| What this task involves |
The full set of entries, reproduced exactly, is the expected answer.

>>

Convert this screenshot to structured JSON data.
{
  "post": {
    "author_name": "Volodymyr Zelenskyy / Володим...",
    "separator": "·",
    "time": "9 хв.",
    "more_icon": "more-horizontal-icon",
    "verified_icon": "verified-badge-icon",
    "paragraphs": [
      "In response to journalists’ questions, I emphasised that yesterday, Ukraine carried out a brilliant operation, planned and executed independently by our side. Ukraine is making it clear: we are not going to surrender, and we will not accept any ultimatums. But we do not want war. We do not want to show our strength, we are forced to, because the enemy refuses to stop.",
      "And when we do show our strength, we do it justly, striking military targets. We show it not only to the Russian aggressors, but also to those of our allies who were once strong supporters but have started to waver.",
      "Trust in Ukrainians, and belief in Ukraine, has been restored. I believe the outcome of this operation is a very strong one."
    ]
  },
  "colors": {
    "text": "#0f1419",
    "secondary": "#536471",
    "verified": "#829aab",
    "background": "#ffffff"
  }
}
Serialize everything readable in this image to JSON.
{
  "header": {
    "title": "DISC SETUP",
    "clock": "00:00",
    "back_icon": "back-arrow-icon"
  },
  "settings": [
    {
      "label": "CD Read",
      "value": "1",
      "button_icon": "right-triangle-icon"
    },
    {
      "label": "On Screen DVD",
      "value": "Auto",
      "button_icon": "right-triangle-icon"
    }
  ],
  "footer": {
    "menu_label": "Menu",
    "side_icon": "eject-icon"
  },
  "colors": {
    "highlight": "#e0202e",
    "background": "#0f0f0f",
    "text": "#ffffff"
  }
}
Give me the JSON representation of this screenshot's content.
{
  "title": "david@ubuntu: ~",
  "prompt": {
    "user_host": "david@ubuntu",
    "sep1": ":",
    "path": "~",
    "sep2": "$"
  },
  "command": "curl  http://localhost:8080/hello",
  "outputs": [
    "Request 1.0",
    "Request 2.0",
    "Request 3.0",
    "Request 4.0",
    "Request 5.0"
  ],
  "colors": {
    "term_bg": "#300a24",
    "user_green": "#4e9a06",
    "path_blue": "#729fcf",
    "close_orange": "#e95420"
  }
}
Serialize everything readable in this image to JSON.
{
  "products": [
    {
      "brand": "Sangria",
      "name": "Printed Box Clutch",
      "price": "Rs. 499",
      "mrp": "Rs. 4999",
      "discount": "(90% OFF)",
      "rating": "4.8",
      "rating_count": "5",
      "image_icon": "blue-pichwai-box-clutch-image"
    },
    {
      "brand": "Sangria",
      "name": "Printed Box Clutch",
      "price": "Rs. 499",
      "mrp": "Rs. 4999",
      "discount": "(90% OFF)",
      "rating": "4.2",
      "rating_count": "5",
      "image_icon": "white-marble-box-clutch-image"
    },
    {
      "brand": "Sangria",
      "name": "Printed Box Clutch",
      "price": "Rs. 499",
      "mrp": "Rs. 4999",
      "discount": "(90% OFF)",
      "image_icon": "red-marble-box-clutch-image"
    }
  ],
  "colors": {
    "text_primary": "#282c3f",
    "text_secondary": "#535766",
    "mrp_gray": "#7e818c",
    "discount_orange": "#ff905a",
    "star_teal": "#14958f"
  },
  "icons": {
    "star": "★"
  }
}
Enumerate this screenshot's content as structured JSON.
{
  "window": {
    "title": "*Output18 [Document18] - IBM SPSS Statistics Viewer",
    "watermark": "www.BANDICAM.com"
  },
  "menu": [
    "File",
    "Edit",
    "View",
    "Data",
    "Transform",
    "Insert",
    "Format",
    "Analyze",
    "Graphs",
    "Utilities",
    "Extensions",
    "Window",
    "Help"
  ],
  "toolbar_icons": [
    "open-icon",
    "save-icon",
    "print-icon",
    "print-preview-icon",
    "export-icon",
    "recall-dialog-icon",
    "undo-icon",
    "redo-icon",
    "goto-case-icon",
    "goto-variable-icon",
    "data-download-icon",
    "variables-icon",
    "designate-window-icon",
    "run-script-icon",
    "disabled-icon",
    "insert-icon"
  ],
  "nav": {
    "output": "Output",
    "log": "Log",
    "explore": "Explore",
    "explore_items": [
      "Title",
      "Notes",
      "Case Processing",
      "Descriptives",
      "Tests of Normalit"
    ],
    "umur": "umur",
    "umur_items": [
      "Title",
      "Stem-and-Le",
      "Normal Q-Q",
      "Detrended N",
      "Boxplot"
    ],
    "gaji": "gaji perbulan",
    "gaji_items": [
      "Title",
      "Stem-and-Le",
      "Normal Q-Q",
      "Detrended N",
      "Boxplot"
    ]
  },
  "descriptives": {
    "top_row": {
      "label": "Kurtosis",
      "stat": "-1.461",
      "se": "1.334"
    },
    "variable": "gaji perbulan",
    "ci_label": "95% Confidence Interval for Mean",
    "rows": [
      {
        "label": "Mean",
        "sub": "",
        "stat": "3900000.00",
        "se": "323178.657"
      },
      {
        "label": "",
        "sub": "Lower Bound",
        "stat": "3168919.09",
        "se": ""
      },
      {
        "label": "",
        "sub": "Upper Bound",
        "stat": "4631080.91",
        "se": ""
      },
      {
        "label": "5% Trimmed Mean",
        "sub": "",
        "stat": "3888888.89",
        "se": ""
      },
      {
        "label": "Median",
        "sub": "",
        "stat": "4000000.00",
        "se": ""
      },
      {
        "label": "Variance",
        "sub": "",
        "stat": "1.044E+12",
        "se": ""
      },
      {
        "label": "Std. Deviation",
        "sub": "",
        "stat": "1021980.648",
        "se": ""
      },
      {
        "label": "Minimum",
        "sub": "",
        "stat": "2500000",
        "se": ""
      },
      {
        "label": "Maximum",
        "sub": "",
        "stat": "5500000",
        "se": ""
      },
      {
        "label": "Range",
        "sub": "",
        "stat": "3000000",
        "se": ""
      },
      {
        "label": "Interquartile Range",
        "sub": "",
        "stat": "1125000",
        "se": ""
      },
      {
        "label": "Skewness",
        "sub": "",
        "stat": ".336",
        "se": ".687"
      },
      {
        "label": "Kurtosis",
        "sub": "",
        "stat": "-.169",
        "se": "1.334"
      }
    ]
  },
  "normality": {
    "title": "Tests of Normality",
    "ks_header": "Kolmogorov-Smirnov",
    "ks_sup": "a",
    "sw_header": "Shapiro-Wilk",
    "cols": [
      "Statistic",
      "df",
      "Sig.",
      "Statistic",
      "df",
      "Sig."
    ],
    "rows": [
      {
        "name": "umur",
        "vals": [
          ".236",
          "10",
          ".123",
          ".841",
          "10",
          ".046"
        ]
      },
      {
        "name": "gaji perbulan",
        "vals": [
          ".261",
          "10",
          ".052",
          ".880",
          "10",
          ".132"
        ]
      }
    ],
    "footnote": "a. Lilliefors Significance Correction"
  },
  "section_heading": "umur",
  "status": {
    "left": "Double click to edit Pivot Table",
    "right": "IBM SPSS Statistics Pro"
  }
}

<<

| Answer to this exercise |
Convert this screenshot to structured JSON data.
{
  "post": {
    "author_name": "Volodymyr Zelenskyy / Володим...",
    "separator": "·",
    "time": "9 хв.",
    "more_icon": "more-horizontal-icon",
    "verified_icon": "verified-badge-icon",
    "paragraphs": [
      "In response to journalists’ questions, I emphasised that yesterday, Ukraine carried out a brilliant operation, planned and executed independently by our side. Ukraine is making it clear: we are not going to surrender, and we will not accept any ultimatums. But we do not want war. We do not want to show our strength, we are forced to, because the enemy refuses to stop.",
      "And when we do show our strength, we do it justly, striking military targets. We show it not only to the Russian aggressors, but also to those of our allies who were once strong supporters but have started to waver.",
      "Trust in Ukrainians, and belief in Ukraine, has been restored. I believe the outcome of this operation is a very strong one."
    ]
  },
  "colors": {
    "text": "#0f1419",
    "secondary": "#536471",
    "verified": "#829aab",
    "background": "#ffffff"
  }
}
Serialize everything readable in this image to JSON.
{
  "header": {
    "title": "DISC SETUP",
    "clock": "00:00",
    "back_icon": "back-arrow-icon"
  },
  "settings": [
    {
      "label": "CD Read",
      "value": "1",
      "button_icon": "right-triangle-icon"
    },
    {
      "label": "On Screen DVD",
      "value": "Auto",
      "button_icon": "right-triangle-icon"
    }
  ],
  "footer": {
    "menu_label": "Menu",
    "side_icon": "eject-icon"
  },
  "colors": {
    "highlight": "#e0202e",
    "background": "#0f0f0f",
    "text": "#ffffff"
  }
}
Give me the JSON representation of this screenshot's content.
{
  "title": "david@ubuntu: ~",
  "prompt": {
    "user_host": "david@ubuntu",
    "sep1": ":",
    "path": "~",
    "sep2": "$"
  },
  "command": "curl  http://localhost:8080/hello",
  "outputs": [
    "Request 1.0",
    "Request 2.0",
    "Request 3.0",
    "Request 4.0",
    "Request 5.0"
  ],
  "colors": {
    "term_bg": "#300a24",
    "user_green": "#4e9a06",
    "path_blue": "#729fcf",
    "close_orange": "#e95420"
  }
}
Serialize everything readable in this image to JSON.
{
  "products": [
    {
      "brand": "Sangria",
      "name": "Printed Box Clutch",
      "price": "Rs. 499",
      "mrp": "Rs. 4999",
      "discount": "(90% OFF)",
      "rating": "4.8",
      "rating_count": "5",
      "image_icon": "blue-pichwai-box-clutch-image"
    },
    {
      "brand": "Sangria",
      "name": "Printed Box Clutch",
      "price": "Rs. 499",
      "mrp": "Rs. 4999",
      "discount": "(90% OFF)",
      "rating": "4.2",
      "rating_count": "5",
      "image_icon": "white-marble-box-clutch-image"
    },
    {
      "brand": "Sangria",
      "name": "Printed Box Clutch",
      "price": "Rs. 499",
      "mrp": "Rs. 4999",
      "discount": "(90% OFF)",
      "image_icon": "red-marble-box-clutch-image"
    }
  ],
  "colors": {
    "text_primary": "#282c3f",
    "text_secondary": "#535766",
    "mrp_gray": "#7e818c",
    "discount_orange": "#ff905a",
    "star_teal": "#14958f"
  },
  "icons": {
    "star": "★"
  }
}
Enumerate this screenshot's content as structured JSON.
{
  "window": {
    "title": "*Output18 [Document18] - IBM SPSS Statistics Viewer",
    "watermark": "www.BANDICAM.com"
  },
  "menu": [
    "File",
    "Edit",
    "View",
    "Data",
    "Transform",
    "Insert",
    "Format",
    "Analyze",
    "Graphs",
    "Utilities",
    "Extensions",
    "Window",
    "Help"
  ],
  "toolbar_icons": [
    "open-icon",
    "save-icon",
    "print-icon",
    "print-preview-icon",
    "export-icon",
    "recall-dialog-icon",
    "undo-icon",
    "redo-icon",
    "goto-case-icon",
    "goto-variable-icon",
    "data-download-icon",
    "variables-icon",
    "designate-window-icon",
    "run-script-icon",
    "disabled-icon",
    "insert-icon"
  ],
  "nav": {
    "output": "Output",
    "log": "Log",
    "explore": "Explore",
    "explore_items": [
      "Title",
      "Notes",
      "Case Processing",
      "Descriptives",
      "Tests of Normalit"
    ],
    "umur": "umur",
    "umur_items": [
      "Title",
      "Stem-and-Le",
      "Normal Q-Q",
      "Detrended N",
      "Boxplot"
    ],
    "gaji": "gaji perbulan",
    "gaji_items": [
      "Title",
      "Stem-and-Le",
      "Normal Q-Q",
      "Detrended N",
      "Boxplot"
    ]
  },
  "descriptives": {
    "top_row": {
      "label": "Kurtosis",
      "stat": "-1.461",
      "se": "1.334"
    },
    "variable": "gaji perbulan",
    "ci_label": "95% Confidence Interval for Mean",
    "rows": [
      {
        "label": "Mean",
        "sub": "",
        "stat": "3900000.00",
        "se": "323178.657"
      },
      {
        "label": "",
        "sub": "Lower Bound",
        "stat": "3168919.09",
        "se": ""
      },
      {
        "label": "",
        "sub": "Upper Bound",
        "stat": "4631080.91",
        "se": ""
      },
      {
        "label": "5% Trimmed Mean",
        "sub": "",
        "stat": "3888888.89",
        "se": ""
      },
      {
        "label": "Median",
        "sub": "",
        "stat": "4000000.00",
        "se": ""
      },
      {
        "label": "Variance",
        "sub": "",
        "stat": "1.044E+12",
        "se": ""
      },
      {
        "label": "Std. Deviation",
        "sub": "",
        "stat": "1021980.648",
        "se": ""
      },
      {
        "label": "Minimum",
        "sub": "",
        "stat": "2500000",
        "se": ""
      },
      {
        "label": "Maximum",
        "sub": "",
        "stat": "5500000",
        "se": ""
      },
      {
        "label": "Range",
        "sub": "",
        "stat": "3000000",
        "se": ""
      },
      {
        "label": "Interquartile Range",
        "sub": "",
        "stat": "1125000",
        "se": ""
      },
      {
        "label": "Skewness",
        "sub": "",
        "stat": ".336",
        "se": ".687"
      },
      {
        "label": "Kurtosis",
        "sub": "",
        "stat": "-.169",
        "se": "1.334"
      }
    ]
  },
  "normality": {
    "title": "Tests of Normality",
    "ks_header": "Kolmogorov-Smirnov",
    "ks_sup": "a",
    "sw_header": "Shapiro-Wilk",
    "cols": [
      "Statistic",
      "df",
      "Sig.",
      "Statistic",
      "df",
      "Sig."
    ],
    "rows": [
      {
        "name": "umur",
        "vals": [
          ".236",
          "10",
          ".123",
          ".841",
          "10",
          ".046"
        ]
      },
      {
        "name": "gaji perbulan",
        "vals": [
          ".261",
          "10",
          ".052",
          ".880",
          "10",
          ".132"
        ]
      }
    ],
    "footnote": "a. Lilliefors Significance Correction"
  },
  "section_heading": "umur",
  "status": {
    "left": "Double click to edit Pivot Table",
    "right": "IBM SPSS Statistics Pro"
  }
}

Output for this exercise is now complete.